Tuesday of the Fourth Week of Lent
Jesus said to him, “Rise, take up your mat, and walk.” Immediately the man became well, took up his mat, and walked. John 5:8-9
Let’s look at one of the clear symbolic meanings of this passage above. The man Jesus healed was paralyzed, being unable to walk and take care of himself. Others neglected him as he sat there by the pool, hoping for kindness and attention. Jesus sees him and gives him His full attention. After a short dialogue, Jesus cures him and tells him to rise and walk.
One clear symbolic message is that his physical paralysis is an image of the result of sin in our lives. When we sin we “paralyze” ourselves. Sin has grave consequences on our lives and the clearest consequence is that we are left unable to rise and then walk in the ways of God. Grave sin, especially, renders us powerless to love and live in true freedom. It leaves us trapped and unable to care for our own spiritual lives or for others in any way. It’s important to see the consequences of sin. Even minor sins hinder our abilities, strip us of energy, and leave us spiritually crippled to one extent or another.

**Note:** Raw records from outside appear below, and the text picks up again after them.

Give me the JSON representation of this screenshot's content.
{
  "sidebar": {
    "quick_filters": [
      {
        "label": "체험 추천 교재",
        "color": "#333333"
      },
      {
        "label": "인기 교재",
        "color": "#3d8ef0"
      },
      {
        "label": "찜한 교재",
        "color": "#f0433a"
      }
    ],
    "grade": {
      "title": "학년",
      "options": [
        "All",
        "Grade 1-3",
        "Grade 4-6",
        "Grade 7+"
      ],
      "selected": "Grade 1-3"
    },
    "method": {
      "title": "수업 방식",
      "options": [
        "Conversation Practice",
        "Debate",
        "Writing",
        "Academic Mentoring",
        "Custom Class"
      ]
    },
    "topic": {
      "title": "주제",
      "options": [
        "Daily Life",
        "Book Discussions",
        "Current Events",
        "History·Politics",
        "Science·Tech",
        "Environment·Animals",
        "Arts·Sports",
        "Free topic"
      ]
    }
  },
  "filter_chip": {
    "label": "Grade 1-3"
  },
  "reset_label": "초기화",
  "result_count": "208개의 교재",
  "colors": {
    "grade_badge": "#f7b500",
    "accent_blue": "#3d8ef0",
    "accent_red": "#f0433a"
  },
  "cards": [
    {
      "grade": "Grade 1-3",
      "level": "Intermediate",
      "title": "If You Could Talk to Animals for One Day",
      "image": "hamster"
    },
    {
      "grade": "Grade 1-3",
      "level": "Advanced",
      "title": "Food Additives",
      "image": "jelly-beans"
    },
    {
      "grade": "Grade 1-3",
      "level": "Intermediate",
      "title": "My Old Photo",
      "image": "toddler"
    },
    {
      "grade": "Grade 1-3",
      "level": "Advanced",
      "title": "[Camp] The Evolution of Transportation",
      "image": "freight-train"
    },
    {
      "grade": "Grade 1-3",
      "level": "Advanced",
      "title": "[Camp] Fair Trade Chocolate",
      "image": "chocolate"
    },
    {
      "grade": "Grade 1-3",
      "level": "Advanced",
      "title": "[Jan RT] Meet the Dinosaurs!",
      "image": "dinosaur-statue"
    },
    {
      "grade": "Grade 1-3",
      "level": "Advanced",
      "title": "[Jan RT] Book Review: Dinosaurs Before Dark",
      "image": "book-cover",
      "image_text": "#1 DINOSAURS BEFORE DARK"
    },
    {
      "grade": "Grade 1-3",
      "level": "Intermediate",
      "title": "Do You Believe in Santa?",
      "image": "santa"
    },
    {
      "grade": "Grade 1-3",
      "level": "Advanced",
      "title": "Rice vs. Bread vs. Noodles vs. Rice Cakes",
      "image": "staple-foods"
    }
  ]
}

Hopefully you know this and it is not a new revelation to you. But what must be new to you is the honest admission of your current guilt. You must see yourself in this story. Jesus did not heal this man only for the good of this one man. He healed him, in part, to tell you that He sees you in your broken state as you experience the consequences of your sin. He sees you in need, looks at you and calls you to rise and walk. Do not underestimate the importance of allowing Him to perform a healing in your life. Do not neglect to identify even the smallest sin which imposes its consequences upon you. Look at your sin, allow Jesus to see it, and listen to Him speak words of healing and freedom.
Reflect, today, upon this powerful encounter this crippled man had with Jesus. Put yourself into the scene and know that this healing is also done for you. If you have not done so already this Lent, go to Confession and discover Jesus’ healing in that Sacrament. Confession is the answer to the freedom that awaits you, especially when it is entered into honestly and thoroughly.
Lord, please forgive me for my sins. I desire to see them and to acknowledge the consequences they impose upon me. I know that You desire to free me from these burdens and to heal them at the source. Lord, give me courage to confess my sins to You, especially in the Sacrament of Reconciliation. Jesus, I trust in You.